My current research utilizes cryopreservation as a tool for genetic banking of aquatic organisms. Genetic banking of plant cells, tissues, seeds, and mammalian embryos is common practice in agriculture to ensure important genetic lines are not lost due to disease outbreak or environmental catastrophe. However, genetic banking of aquatic embryos and larvae is nearly nonexistent, and cryopreservation is an important strategy to ensure against the loss of aquatic species due to reproductive failures, environmental degradation, or invasive species proliferation. The relatively large size (0.2 – 5.0 mm) of aquatic embryos and high yolk content has precluded most aquatic embryo storage to date. However, recent advancements in rapid cooling for storage at liquid nitrogen temperatures (-196°C) and ultra-rapid laser rewarming (>107 °C/min) have led to major breakthroughs in cryopreservation technologies.

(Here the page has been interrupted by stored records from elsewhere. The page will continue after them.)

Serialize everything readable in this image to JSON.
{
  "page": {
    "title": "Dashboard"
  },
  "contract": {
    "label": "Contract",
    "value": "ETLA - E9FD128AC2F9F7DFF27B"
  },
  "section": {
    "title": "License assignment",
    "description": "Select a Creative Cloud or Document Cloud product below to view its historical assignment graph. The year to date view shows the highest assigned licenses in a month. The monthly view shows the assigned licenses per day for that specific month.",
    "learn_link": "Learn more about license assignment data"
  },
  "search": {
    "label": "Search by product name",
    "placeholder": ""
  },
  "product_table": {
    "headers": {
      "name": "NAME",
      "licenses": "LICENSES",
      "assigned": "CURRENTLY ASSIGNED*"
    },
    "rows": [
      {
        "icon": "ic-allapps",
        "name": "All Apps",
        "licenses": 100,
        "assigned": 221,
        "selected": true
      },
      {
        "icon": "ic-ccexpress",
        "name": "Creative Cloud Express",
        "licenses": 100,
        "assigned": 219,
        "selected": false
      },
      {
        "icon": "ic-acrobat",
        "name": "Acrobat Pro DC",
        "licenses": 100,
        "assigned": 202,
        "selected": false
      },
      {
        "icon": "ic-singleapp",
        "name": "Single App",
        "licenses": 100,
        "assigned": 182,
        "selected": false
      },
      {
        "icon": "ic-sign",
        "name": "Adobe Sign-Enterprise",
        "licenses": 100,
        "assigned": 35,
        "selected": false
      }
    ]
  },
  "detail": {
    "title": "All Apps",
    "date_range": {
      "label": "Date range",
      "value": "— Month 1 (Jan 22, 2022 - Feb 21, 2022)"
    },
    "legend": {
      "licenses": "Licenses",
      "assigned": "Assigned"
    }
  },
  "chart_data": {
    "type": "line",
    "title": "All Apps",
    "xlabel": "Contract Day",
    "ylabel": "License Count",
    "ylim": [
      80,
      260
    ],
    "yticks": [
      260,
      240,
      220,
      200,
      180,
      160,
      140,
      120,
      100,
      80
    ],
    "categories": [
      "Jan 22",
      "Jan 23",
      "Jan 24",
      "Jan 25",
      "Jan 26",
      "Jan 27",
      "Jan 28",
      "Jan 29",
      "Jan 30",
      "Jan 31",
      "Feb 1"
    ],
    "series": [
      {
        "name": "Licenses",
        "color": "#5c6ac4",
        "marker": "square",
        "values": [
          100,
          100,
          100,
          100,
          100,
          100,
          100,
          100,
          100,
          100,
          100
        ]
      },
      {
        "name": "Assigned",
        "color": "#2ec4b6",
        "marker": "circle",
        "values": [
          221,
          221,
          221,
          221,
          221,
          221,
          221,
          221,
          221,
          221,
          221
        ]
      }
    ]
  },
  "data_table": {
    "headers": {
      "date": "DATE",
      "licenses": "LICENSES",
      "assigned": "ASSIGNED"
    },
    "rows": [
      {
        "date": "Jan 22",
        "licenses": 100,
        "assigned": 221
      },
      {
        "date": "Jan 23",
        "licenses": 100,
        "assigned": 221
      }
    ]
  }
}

With funding from Minnesota Sea Grant, I collaborate with a multidisciplinary team of researchers adapting several technologies (microfluidics, 3D printing, ultra-rapid laser warming) to implement a high throughput embryo banking strategy for the cyprinid Notemigonus crysoleucus or Golden Shiner. Cryopreservation of fish embryos will improve the productivity of the Minnesota aquaculture industry by enabling farmers to produce a continuous supply of gametes year-round and reduce the cost of broodstock maintenance. For many species such as walleye, cryopreservation of fish embryos could also enable preservation of genetic lines for research and propagation. These technologies will help protect genetic resources vital to the commercial aquaculture industry, conservation, and food security domestically and abroad.